A Boundless Sky

Yesterday, as I set out on my way to join the NYC Group Breathwork Workshop in Chelsea, I experienced the mechanical churning of my mind negotiating streets, buildings, passersby, timing, until I felt the call to look up, and beheld the sky. My body immediately responded to the spaciousness of that vast blueness, softening and opening. My breath shifted, slowing and expanding. My chest and head splayed open like a flower blooming, shamelessly. In those moments, as I continued to walk, I felt the boundlessness of that expanse continuing to wave through my being. What a beautiful and visceral reminder of the possibility of spaciousness, and the interplay of spaciousness with the specificity of our lives. We are our history, and we are not our history. We are the specificity of our name, our birthdate, our familiy, and we are boundlessness, unconditional and undifferentiated being. Love and an awakened consciousness invites us to play along the continuum of specificity to universality, and know ourselves as all this, releasing clinging to any one orientation along the spectrum. 

The Hebrew word translated as mercy in the old testament is “chesed,” the steadfast enduring love which is unbreakable. It is not “strained,” as Shakespeare wrote in The Merchant of Venice; it is this vast and loving kindness, like that blue sky, that releases us from the restraints of history, and time. Emerging into the realm of mercy or forgivingness, is to open into the ocean of grace, a place that cannot be defined in rational, mathematical terms. It is the boundless sky, inviting spaciousness and oxygen in the midst of the specificity of our lives. Consider the power and possibility of this vast love in which we are held, even as we may perceive ourselves or the other as limited or flawed. Perhaps it is by way of entering into utter powerlessness in surrender, that we are blessed, and become the living power of love and mercy in the world.  I invite us to practice the boundlessness of the sky, coming to know and experience over time, that we are this, and belong to it. In this way, we can come to serve love in all its specificity, intimately, fiercely, and with humility.

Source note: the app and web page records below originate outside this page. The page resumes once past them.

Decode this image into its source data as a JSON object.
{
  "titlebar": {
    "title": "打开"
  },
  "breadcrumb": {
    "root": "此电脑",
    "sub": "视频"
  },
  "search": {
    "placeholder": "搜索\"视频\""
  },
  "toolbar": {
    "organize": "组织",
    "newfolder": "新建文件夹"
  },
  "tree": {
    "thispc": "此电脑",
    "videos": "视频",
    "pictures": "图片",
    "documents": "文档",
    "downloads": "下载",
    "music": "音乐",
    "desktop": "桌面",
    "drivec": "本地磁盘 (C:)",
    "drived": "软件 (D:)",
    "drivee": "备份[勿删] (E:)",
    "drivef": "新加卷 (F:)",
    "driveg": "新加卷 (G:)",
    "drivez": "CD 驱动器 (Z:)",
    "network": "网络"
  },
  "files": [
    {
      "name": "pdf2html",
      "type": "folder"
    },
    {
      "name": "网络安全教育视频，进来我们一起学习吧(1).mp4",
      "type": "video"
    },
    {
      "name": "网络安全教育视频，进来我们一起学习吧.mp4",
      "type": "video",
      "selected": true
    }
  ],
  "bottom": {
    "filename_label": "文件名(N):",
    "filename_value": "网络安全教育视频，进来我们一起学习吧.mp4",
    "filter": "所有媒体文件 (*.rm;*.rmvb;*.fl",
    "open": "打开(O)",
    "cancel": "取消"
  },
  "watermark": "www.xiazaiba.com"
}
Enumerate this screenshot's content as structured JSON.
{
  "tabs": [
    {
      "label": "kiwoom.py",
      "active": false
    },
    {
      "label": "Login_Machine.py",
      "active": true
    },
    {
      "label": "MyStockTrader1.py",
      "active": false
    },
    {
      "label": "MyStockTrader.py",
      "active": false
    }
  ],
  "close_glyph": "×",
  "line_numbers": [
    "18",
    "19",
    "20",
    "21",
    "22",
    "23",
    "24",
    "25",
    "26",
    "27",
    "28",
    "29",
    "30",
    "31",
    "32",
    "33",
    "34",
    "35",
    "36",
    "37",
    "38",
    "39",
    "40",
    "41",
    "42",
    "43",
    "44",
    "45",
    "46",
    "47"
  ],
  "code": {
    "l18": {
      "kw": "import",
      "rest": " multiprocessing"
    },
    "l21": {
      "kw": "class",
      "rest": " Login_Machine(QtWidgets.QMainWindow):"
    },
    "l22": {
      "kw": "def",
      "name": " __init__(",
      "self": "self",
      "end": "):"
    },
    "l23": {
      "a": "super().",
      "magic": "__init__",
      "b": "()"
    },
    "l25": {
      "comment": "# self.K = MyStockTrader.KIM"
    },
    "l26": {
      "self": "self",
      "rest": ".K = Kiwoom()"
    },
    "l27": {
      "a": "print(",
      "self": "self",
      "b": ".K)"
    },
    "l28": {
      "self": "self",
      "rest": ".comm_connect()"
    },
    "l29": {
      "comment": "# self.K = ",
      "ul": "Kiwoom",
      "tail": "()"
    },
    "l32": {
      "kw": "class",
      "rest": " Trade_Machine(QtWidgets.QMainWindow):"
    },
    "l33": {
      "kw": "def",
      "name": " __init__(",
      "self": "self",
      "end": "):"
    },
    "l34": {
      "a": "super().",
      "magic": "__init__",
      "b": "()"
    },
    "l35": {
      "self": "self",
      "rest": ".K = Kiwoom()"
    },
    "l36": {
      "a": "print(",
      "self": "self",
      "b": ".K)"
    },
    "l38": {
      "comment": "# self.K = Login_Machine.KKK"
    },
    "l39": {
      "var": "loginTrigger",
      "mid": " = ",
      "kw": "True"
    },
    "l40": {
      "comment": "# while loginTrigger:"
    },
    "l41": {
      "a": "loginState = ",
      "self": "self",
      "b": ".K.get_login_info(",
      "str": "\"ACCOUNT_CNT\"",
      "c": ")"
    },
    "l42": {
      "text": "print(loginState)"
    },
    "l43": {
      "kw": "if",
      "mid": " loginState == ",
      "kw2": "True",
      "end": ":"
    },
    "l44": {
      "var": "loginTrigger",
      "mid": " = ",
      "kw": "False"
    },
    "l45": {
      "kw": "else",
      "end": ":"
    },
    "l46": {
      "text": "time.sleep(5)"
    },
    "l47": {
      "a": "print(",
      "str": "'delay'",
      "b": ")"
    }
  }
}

The quality of mercy is not strained;
It droppeth as the gentle rain from heaven
Upon the place beneath. It is twice blest;
It blesseth him that gives and him that takes...

-William Shakespeare,
The Merchant of Venice